When Derek Sodoc, only son of the world's richest and most powerful man dies attempting to climb Mt. Everest, questions are raised. Was it the mountain? Or perhaps something more sinister. After reading the book Abandoned on Everest that details Derek Sodoc's untimely death, Sodoc's father coerces the surviving expedition members into return to Everest - presumably to recover Derek's body. With billions at stake and a relentless father searching for someone to blame, everyone is a suspect. Set against the backdrop of the world's highest and deadliest mountain, Murder on Everest is filled with intrigue, sex, betrayal and mystery. It is unlike any murder mystery you've ever read. This book is the first in the thrilling Summit Murder Mystery series. While each book stands alone each will provide a deeper connection with the characters and story lines. Every book is set against an exotic backdrop amidst some of the most breathtaking scenery on earth. Be sure to read all seven of the Summit Murder Mysteries: Murder on Everest, Murder on Elbrus, Murder on Mt. McKinley, Murder on Puncak Jaya, Murder on Aconcagua, Murder on Vinson Massif, Murder on Kilimanjaro.
"It was so real I had to keep reminding myself it was fiction. Derek Sodoc became a real person to me as he pursued the challenge set before him. Although fiction, the facts about mountain climbing, the conditioning that the climber has to endure beforehand and what actually happens on the climb make all the events so real. Add a murder and a cast of characters suspicious of being murderers and you're set to be entertained for hours. Irion and Watkins have collaborated to write an intriguing novel with a unique storyline. There are so many things that are noteworthy about this novel so ... read it and find out for yourself." -- Judy "readaholic" Lane, Canada
"Irion and Watkins have woven quite a compelling story with diversity in their characters. A bizarre plot with on target descriptions not only of Everest, but the area and history surrounding it. Readers will feel the authenticity of the book with the portrayal of the weather and efforts of the climbers. An interesting look at people's emotions and needs in a dire location." -- Connie Gregory, Book Reviewer - ConniesReviews.blogspot.com
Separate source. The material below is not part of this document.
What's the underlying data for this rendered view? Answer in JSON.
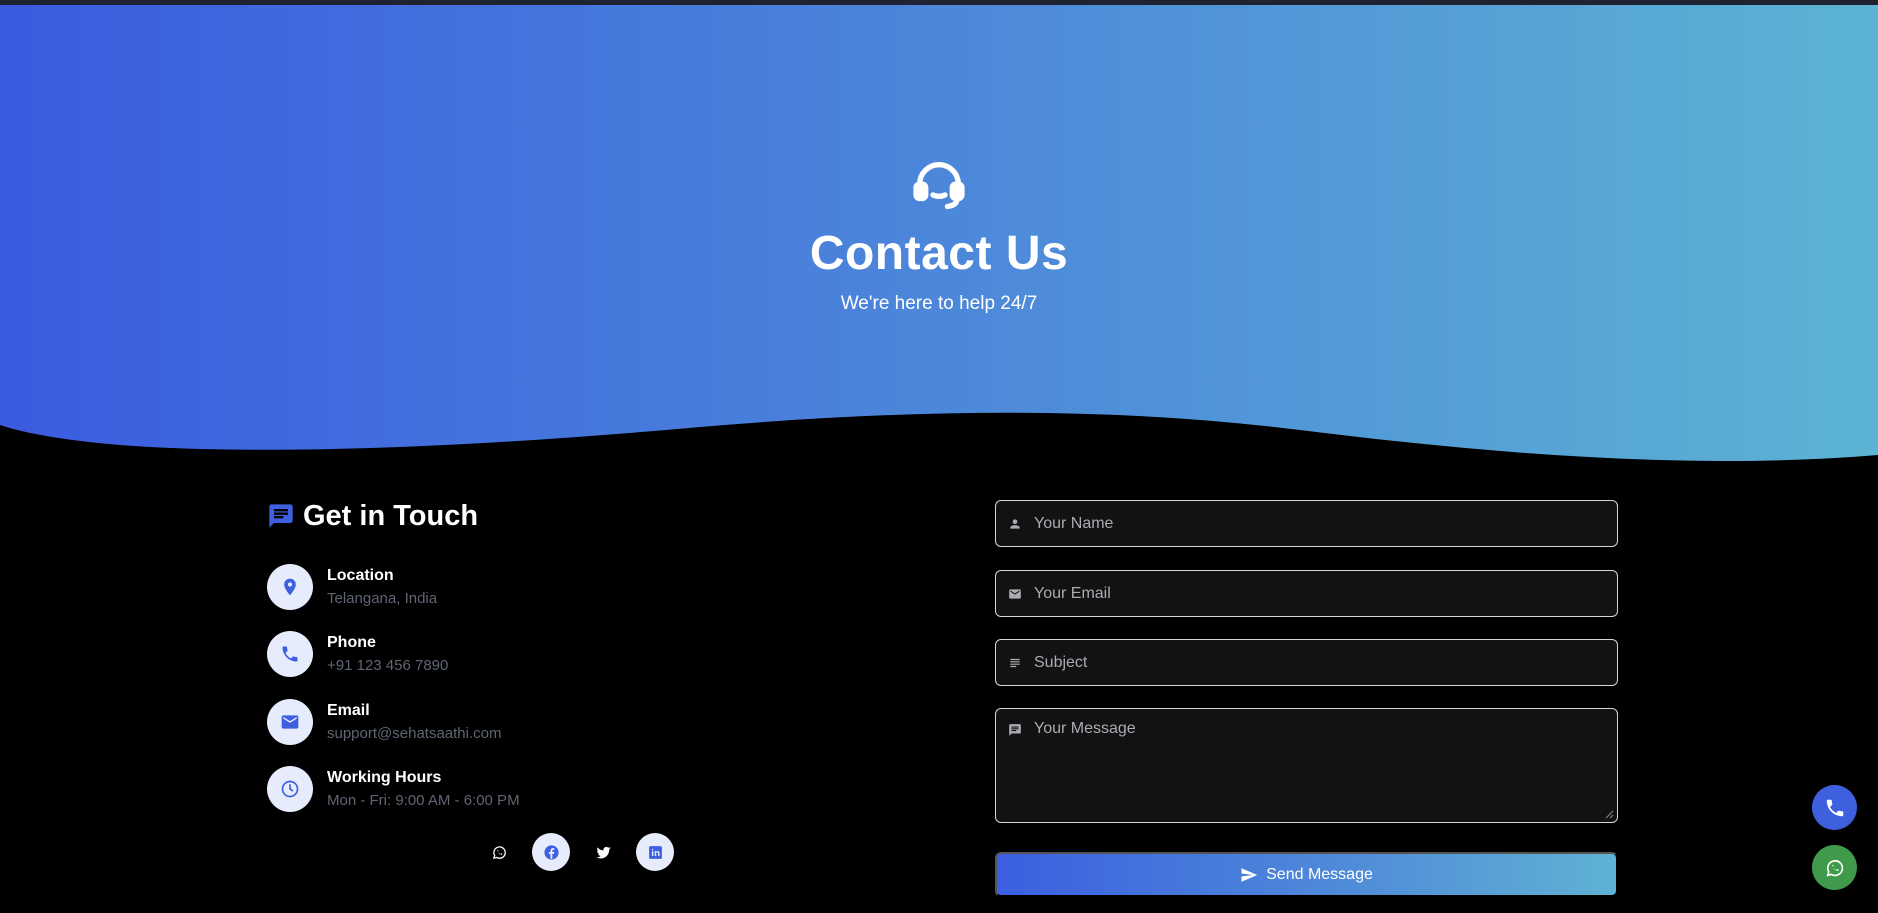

"I love murder mysteries in general but I never have read one about a murder on Mt. Everest. Who would have thought to murder someone on Mt. Everest. How original! It was well written and full of great information about climbing."
-- Grant Stoaks, Phoenix
"Charles Irion and Ronald Watkins are wordsmiths extraordinaire! Abandoned on Everest was an exciting prequel to Murder on Everest. As the story continues, more characters are introduced and the excitement builds to frenzy after frenzy, people literally dropping like flies, along with the temperatures. Bundle up in front of the fire and prepare yourself for an adventure you are not soon to forget. Can't wait for the next book in the series. This is the stuff that Book Clubs live for."
-- Carol P., New River, AZ
“I finish few books in a single sitting, but Murder on Everest was one of them. I found it to be a gripping story … the narrative for historical or cultural context made the story all that much better. The detailed research presented was fascinating and incredibly well done. I, for one, look forward to reading the entire series. This book is one fine argument for the talent and quality readers can find in the self-published book market.” -- Robin Cain, Novelist
Murder on Everest is a gripping, intriguing tale to read. I felt as though I were one of the climbers on Mt. Everest while absorbed within its pages. Murder on Everest is an adventure filled story that will keep you turning pages well into the night.
-- Connie Harris, TCM Reviews
Murder on Everest, loved it! Educational and fun, leaving me wanting more. So thankful (IT'S A SERIES). Thanks Chuck and Ron. My definition of a Series: Seven organs of the whole body working together to be much more than a so called stand alone entity. A soloist is not a band, a band is not a orchestra, one book is not a Series. So glad Murder On Everest is part of the Summit Murder Series. Give us more! -- Douglas Markakis
I liked the book. I liked the story, but what struck me most was how well you managed to get across the grim realities of the climb. Even watched a couple of documentaries about it afterward, particularly the 1996 disaster. -- Simon Walklate, London, England
This book kept me on the edge of my seat. I am a lover of mysteries and this one hit me from all angles. The descriptions of the experiences from the preparation to the summit made me feel as if I were there on the expedition. The characters are well thought out and I am sure you will find that you know a few people like these - the opportunist, the snob, the overachiever.... all make the book that much more exciting. I didn't know anything about climbing until reading this book but felt every ache, pain and the overall physical agony of the climb. The book is as much about adventure as it is about murder. Can't wait to read the other books in the series as I am hoping that some of the characters return. -- Amazon.com Reviewer (Roadwarrior13)
“What’s going on?” I asked Tom.
“That Sherpa woman is in trouble.”
“That’s the one. I saw her for a moment. Horrible. Her eyes were all bugged out. Cal tried a shot of dexamethazone, but it doesn’t seem to be working.”
Dexamethazone was the drug of last resort in such a situation. It was an anti-inflammatory steroid that in certain situations was a lifesaver. That it wasn’t working was very bad news.
I went into the clinic. Calvin was still arguing with Harlan, who was making no attempt to explain himself. Laki lay nearby and looked dreadful. To see a snapshot of someone suffering from HACE with edema, you cannot imagine what you are actually looking at. Such a photo might even look funny, with the eyes bugging out in an unnatural way. What was taking place was that her brain was swelling, and there was nowhere for it to go except through the openings that held her eyes.
Laki was panting like a dog in summer. Her face was gaunt. She looked at me for help and I had none to give. She knew she was in trouble and was very, very frightened. You didn’t have to be a doctor to know that she was at the end of her rope.
Tom joined me. He glanced at her, grimaced, then turned to me. “Calvin said she’s got to be carried down now. The shot doesn’t seem to be helping. Harlan told him that the woman is already dead and he won’t risk the Sherpa in the dark.”
Harlan was right. A few minutes later, Laki stopped breathing. Calvin worked to revive her, but it was hopeless. He finally gave up and stalked off as angry as I’ve ever seen him. The Sherpa who had been nearby, moved away, not wishing to come in contact with her ghost. Someone pulled a blanket over the woman’s face, frozen in horror.